If bladder stones are caught when they are still small, simply increasing the amount of water the individual drinks can be enough to pass them naturally.
If they are too large to pass in the urine, treatment for bladder stones normally involves either breaking them up or removing them by surgery.
Breaking up bladder stones
In a procedure called cystolitholapaxy a doctor inserts a thin tube with a camera on the end into the urethra (the opening found at the end of the penis or above the vagina). The doctor can view the stones through the tube and break them down.
Complications from cystolitholapaxy are rare but can include tears in the bladder wall, and infections.
If the stones are too large to be broken down using cystolitholapaxy, surgery is an alternative treatment option. The surgeon will enter the bladder through a cut in the abdomen and remove the bladder stones. Any surgical procedure comes with some risks, so cystolitholapaxy is always the first choice.
Because bladder stones are caused by a range of medical illnesses, there are no specific ways to prevent them. However, if an individual experiences any odd urinary symptoms – pain, discoloration, blood – getting a medical opinion earlier rather than later is advisable. Drinking plenty of fluids will also help break down any developing stones.
Some people with urinary tract infections feel that there is urine left in the bladder after urinating. In these cases, it is best to try urinating again 10-20 seconds after the first attempt. This is called “double voiding” and can help prevent stones from forming.
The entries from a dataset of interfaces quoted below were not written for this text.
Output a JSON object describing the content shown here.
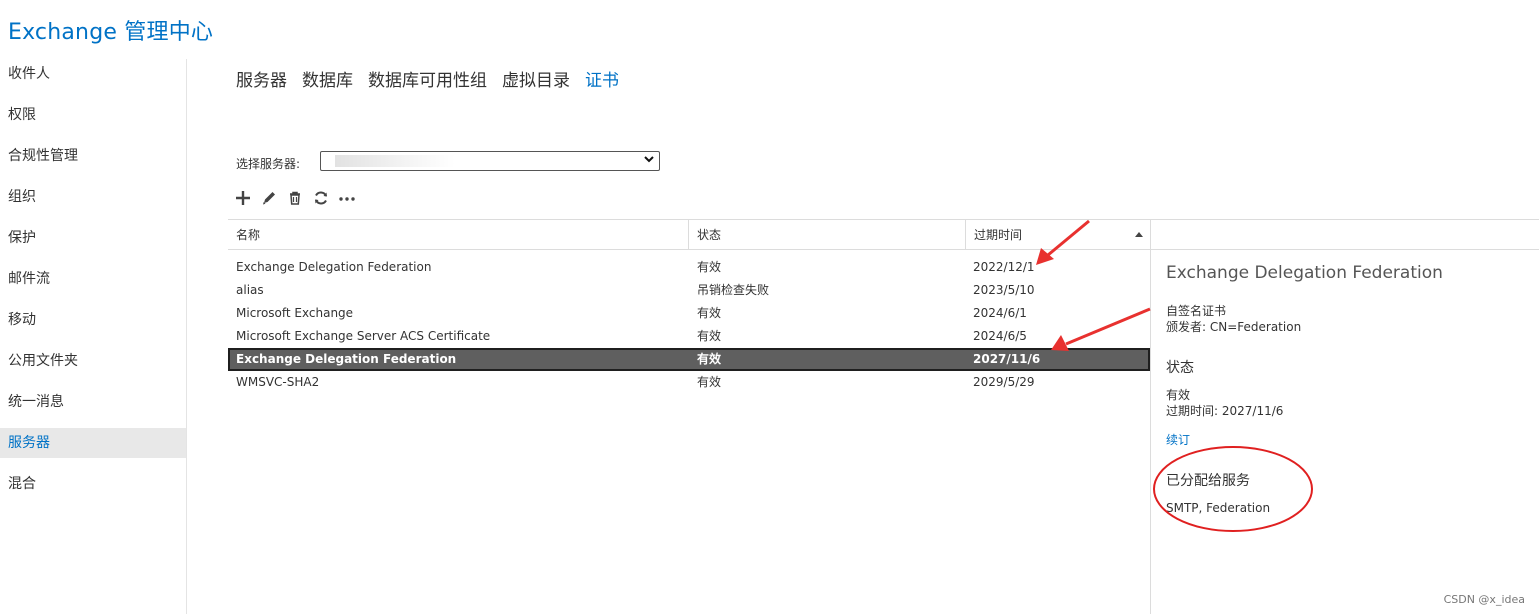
{
  "app": {
    "title": "Exchange 管理中心"
  },
  "sidebar": {
    "items": [
      {
        "label": "收件人"
      },
      {
        "label": "权限"
      },
      {
        "label": "合规性管理"
      },
      {
        "label": "组织"
      },
      {
        "label": "保护"
      },
      {
        "label": "邮件流"
      },
      {
        "label": "移动"
      },
      {
        "label": "公用文件夹"
      },
      {
        "label": "统一消息"
      },
      {
        "label": "服务器"
      },
      {
        "label": "混合"
      }
    ],
    "active_index": 9
  },
  "tabs": [
    {
      "label": "服务器"
    },
    {
      "label": "数据库"
    },
    {
      "label": "数据库可用性组"
    },
    {
      "label": "虚拟目录"
    },
    {
      "label": "证书"
    }
  ],
  "active_tab_index": 4,
  "server_select": {
    "label": "选择服务器:"
  },
  "toolbar": {
    "add_icon": "plus-icon",
    "edit_icon": "pencil-icon",
    "delete_icon": "trash-icon",
    "refresh_icon": "refresh-icon",
    "more_icon": "more-icon"
  },
  "table": {
    "columns": [
      "名称",
      "状态",
      "过期时间"
    ],
    "sort_column": "过期时间",
    "rows": [
      {
        "name": "Exchange Delegation Federation",
        "status": "有效",
        "expires": "2022/12/1"
      },
      {
        "name": "alias",
        "status": "吊销检查失败",
        "expires": "2023/5/10"
      },
      {
        "name": "Microsoft Exchange",
        "status": "有效",
        "expires": "2024/6/1"
      },
      {
        "name": "Microsoft Exchange Server ACS Certificate",
        "status": "有效",
        "expires": "2024/6/5"
      },
      {
        "name": "Exchange Delegation Federation",
        "status": "有效",
        "expires": "2027/11/6"
      },
      {
        "name": "WMSVC-SHA2",
        "status": "有效",
        "expires": "2029/5/29"
      }
    ],
    "selected_index": 4
  },
  "detail": {
    "title": "Exchange Delegation Federation",
    "type": "自签名证书",
    "issuer": "颁发者: CN=Federation",
    "status_heading": "状态",
    "status_value": "有效",
    "expires": "过期时间: 2027/11/6",
    "renew_link": "续订",
    "services_heading": "已分配给服务",
    "services": "SMTP, Federation"
  },
  "colors": {
    "accent": "#0072c6",
    "selected_row": "#5f5f5f",
    "annotation_arrow": "#e8312f",
    "annotation_circle": "#e02020"
  },
  "watermark": "CSDN @x_idea"
}
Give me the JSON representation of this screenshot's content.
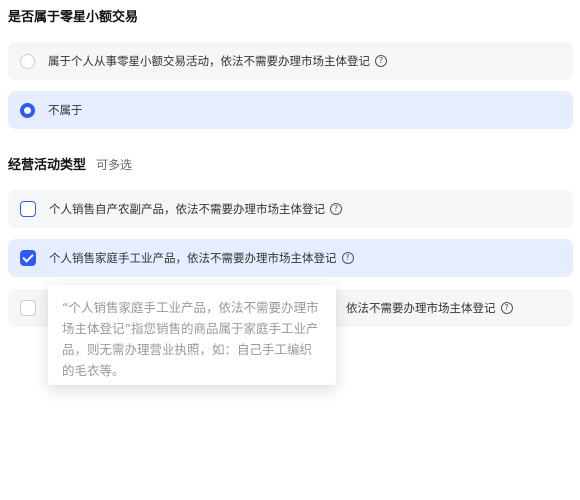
{
  "section1": {
    "title": "是否属于零星小额交易",
    "options": [
      {
        "label": "属于个人从事零星小额交易活动，依法不需要办理市场主体登记",
        "checked": false,
        "help": "?"
      },
      {
        "label": "不属于",
        "checked": true
      }
    ]
  },
  "section2": {
    "title": "经营活动类型",
    "subtitle": "可多选",
    "options": [
      {
        "label": "个人销售自产农副产品，依法不需要办理市场主体登记",
        "checked": false,
        "help": "?"
      },
      {
        "label": "个人销售家庭手工业产品，依法不需要办理市场主体登记",
        "checked": true,
        "help": "?"
      },
      {
        "label": "依法不需要办理市场主体登记",
        "checked": false,
        "help": "?"
      }
    ]
  },
  "tooltip": {
    "text": "“个人销售家庭手工业产品，依法不需要办理市场主体登记”指您销售的商品属于家庭手工业产品，则无需办理营业执照，如：自己手工编织的毛衣等。"
  },
  "colors": {
    "accent": "#2f5bf2",
    "selected_bg": "#e6edff",
    "option_bg": "#f5f6f8"
  }
}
Some research indicates that if you already have an enlarged prostate, sitting down to urinate can help make sure that the bladder is emptied fully. This, in turn, prevents or slows the buildup of bladder stones.